|Image from Bat Conservation International|
Those glands on the Virginia Big-Eared Bat (Corynorhinus townsendii virginianus) probably emit pheromones. Nothing quite like natural perfume sacs right next to your nose (it’s amazingly difficult to definitely determine this sort of thing). Like many other bats, they are nocturnal insectivores, feeding mostly on moths. Unlike most bats, they’re late sleepers1, as they leave the cave about an hour after dark instead of an hour before. Since they fly fairly slowly, they’ve got their share of predators, including barn owls, and the less native feral housecat.
Big-eared bats mate in the fall and early winter. Since bats in temperate habitats tend to hibernate all winter, this might not seem like a good idea. But fear not, dear reader, for the female big-ear has a trick up her… sleeve. She is able to keep the sperm through the winter, ovulate in the spring, and have the baby (well, pup, actually) in early summer, when all the juiciest moths are out and getting in people’s campsites.
Not only are the big-ears late sleepers, they're also light sleepers in the winter. When the bats are hibernating, disturbances cause them to wake up, shift around, and lose valuable energy for managing their way through the winter2. Thus, spelunking and other caving activities are potentially dangerous to these bats. Intrusions during other times of the year can directly affect young, or drive the bats to look for a new home.
To keep these occurrences at a minimum, gates or fences have been placed around the colonies by concerned government employees. Studies on big-ears’ favorite roosting places are being conducted to see what else we can do to study them.
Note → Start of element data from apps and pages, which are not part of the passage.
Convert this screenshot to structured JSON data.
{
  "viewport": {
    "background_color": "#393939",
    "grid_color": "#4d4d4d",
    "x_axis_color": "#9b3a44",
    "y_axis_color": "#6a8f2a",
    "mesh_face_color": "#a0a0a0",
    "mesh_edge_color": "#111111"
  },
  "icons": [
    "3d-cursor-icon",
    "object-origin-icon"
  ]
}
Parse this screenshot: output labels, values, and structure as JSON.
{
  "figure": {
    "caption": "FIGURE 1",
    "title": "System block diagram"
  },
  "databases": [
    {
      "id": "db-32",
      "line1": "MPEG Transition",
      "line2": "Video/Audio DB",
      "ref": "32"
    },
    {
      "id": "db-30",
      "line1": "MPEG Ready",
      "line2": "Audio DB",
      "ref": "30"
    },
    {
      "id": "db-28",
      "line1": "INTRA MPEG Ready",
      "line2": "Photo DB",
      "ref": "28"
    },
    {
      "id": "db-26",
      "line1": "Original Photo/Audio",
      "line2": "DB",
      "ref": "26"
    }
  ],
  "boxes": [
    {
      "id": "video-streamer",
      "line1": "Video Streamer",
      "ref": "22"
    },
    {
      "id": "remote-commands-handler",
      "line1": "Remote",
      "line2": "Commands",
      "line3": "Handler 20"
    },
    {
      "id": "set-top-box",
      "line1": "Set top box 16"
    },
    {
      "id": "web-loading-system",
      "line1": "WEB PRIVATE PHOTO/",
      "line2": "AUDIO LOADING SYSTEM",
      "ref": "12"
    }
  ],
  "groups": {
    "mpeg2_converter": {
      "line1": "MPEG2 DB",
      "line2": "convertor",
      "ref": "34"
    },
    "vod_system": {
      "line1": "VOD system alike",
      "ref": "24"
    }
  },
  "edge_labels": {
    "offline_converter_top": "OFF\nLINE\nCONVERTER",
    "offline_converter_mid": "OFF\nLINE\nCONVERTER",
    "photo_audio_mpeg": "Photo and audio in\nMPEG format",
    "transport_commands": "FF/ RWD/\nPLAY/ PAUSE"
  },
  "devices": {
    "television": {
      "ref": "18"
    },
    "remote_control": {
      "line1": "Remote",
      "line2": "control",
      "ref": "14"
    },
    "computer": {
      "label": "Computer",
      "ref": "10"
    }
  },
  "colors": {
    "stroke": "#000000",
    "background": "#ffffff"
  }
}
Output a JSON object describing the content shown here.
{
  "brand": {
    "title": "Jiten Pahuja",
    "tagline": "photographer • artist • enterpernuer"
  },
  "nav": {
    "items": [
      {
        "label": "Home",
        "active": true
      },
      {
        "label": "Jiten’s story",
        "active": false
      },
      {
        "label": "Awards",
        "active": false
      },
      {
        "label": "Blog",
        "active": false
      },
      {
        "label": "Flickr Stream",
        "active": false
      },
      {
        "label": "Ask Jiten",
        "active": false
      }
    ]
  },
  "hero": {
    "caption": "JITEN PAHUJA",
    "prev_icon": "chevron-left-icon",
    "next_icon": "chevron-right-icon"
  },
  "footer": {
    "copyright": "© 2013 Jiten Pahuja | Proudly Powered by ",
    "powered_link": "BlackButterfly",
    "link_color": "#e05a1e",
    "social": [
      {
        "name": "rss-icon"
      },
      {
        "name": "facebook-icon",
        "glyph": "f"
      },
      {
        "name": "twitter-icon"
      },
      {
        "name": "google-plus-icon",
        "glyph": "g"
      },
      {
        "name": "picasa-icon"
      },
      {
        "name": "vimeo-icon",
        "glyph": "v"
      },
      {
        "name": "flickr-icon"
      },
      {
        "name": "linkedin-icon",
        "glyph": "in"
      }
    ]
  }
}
And, on the political front, in 2005, the Virginia Big-Eared Bat was chosen to honorably represent the Commonwealth of Virginia as the Official State Bat.
1Like many college students.
2Also like many college students.